Element data from apps and pages
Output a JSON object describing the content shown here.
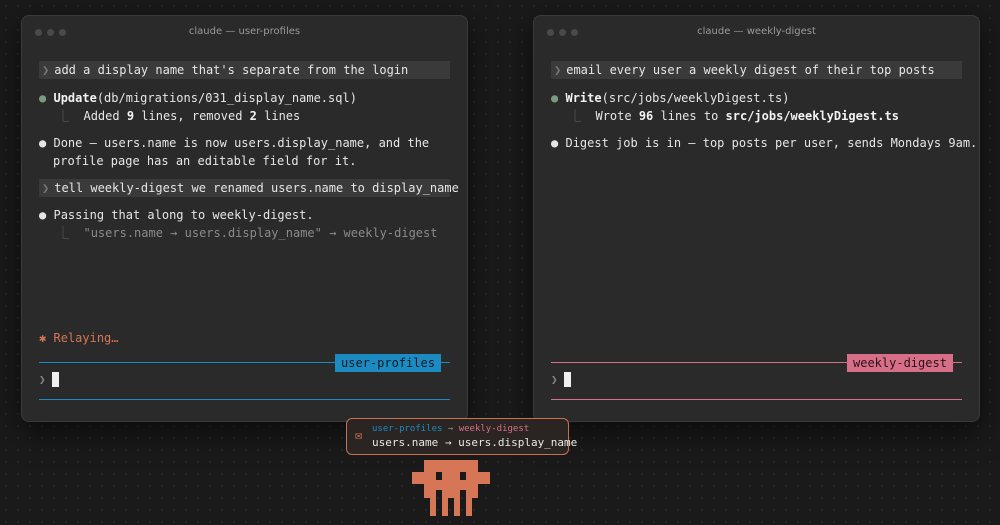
{
  "colors": {
    "left_accent": "#1b8bc2",
    "right_accent": "#d86f88",
    "relay_orange": "#d77656",
    "status_green": "#7a9b82"
  },
  "left": {
    "title": "claude — user-profiles",
    "prompt1": "add a display name that's separate from the login",
    "tool1": {
      "name": "Update",
      "args": "(db/migrations/031_display_name.sql)"
    },
    "tool1_result": {
      "prefix": "Added ",
      "added": "9",
      "mid": " lines, removed ",
      "removed": "2",
      "suffix": " lines"
    },
    "reply_line1": "Done — users.name is now users.display_name, and the",
    "reply_line2": "profile page has an editable field for it.",
    "prompt2": "tell weekly-digest we renamed users.name to display_name",
    "pass_line": "Passing that along to weekly-digest.",
    "pass_detail": "\"users.name → users.display_name\" → weekly-digest",
    "status_icon": "✱",
    "status_text": "Relaying…",
    "tag": "user-profiles"
  },
  "right": {
    "title": "claude — weekly-digest",
    "prompt1": "email every user a weekly digest of their top posts",
    "tool1": {
      "name": "Write",
      "args": "(src/jobs/weeklyDigest.ts)"
    },
    "tool1_result": {
      "prefix": "Wrote ",
      "count": "96",
      "mid": " lines to ",
      "path": "src/jobs/weeklyDigest.ts"
    },
    "reply": "Digest job is in — top posts per user, sends Mondays 9am.",
    "tag": "weekly-digest"
  },
  "message": {
    "icon": "envelope-icon",
    "from": "user-profiles",
    "arrow": "→",
    "to": "weekly-digest",
    "body": "users.name → users.display_name"
  },
  "prompt_glyph": "❯",
  "bullet_glyph": "●",
  "elbow_glyph": "⎿",
  "envelope_glyph": "✉"
}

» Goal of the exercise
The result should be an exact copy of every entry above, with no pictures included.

» Written response
Output a JSON object describing the content shown here.
{
  "colors": {
    "left_accent": "#1b8bc2",
    "right_accent": "#d86f88",
    "relay_orange": "#d77656",
    "status_green": "#7a9b82"
  },
  "left": {
    "title": "claude — user-profiles",
    "prompt1": "add a display name that's separate from the login",
    "tool1": {
      "name": "Update",
      "args": "(db/migrations/031_display_name.sql)"
    },
    "tool1_result": {
      "prefix": "Added ",
      "added": "9",
      "mid": " lines, removed ",
      "removed": "2",
      "suffix": " lines"
    },
    "reply_line1": "Done — users.name is now users.display_name, and the",
    "reply_line2": "profile page has an editable field for it.",
    "prompt2": "tell weekly-digest we renamed users.name to display_name",
    "pass_line": "Passing that along to weekly-digest.",
    "pass_detail": "\"users.name → users.display_name\" → weekly-digest",
    "status_icon": "✱",
    "status_text": "Relaying…",
    "tag": "user-profiles"
  },
  "right": {
    "title": "claude — weekly-digest",
    "prompt1": "email every user a weekly digest of their top posts",
    "tool1": {
      "name": "Write",
      "args": "(src/jobs/weeklyDigest.ts)"
    },
    "tool1_result": {
      "prefix": "Wrote ",
      "count": "96",
      "mid": " lines to ",
      "path": "src/jobs/weeklyDigest.ts"
    },
    "reply": "Digest job is in — top posts per user, sends Mondays 9am.",
    "tag": "weekly-digest"
  },
  "message": {
    "icon": "envelope-icon",
    "from": "user-profiles",
    "arrow": "→",
    "to": "weekly-digest",
    "body": "users.name → users.display_name"
  },
  "prompt_glyph": "❯",
  "bullet_glyph": "●",
  "elbow_glyph": "⎿",
  "envelope_glyph": "✉"
}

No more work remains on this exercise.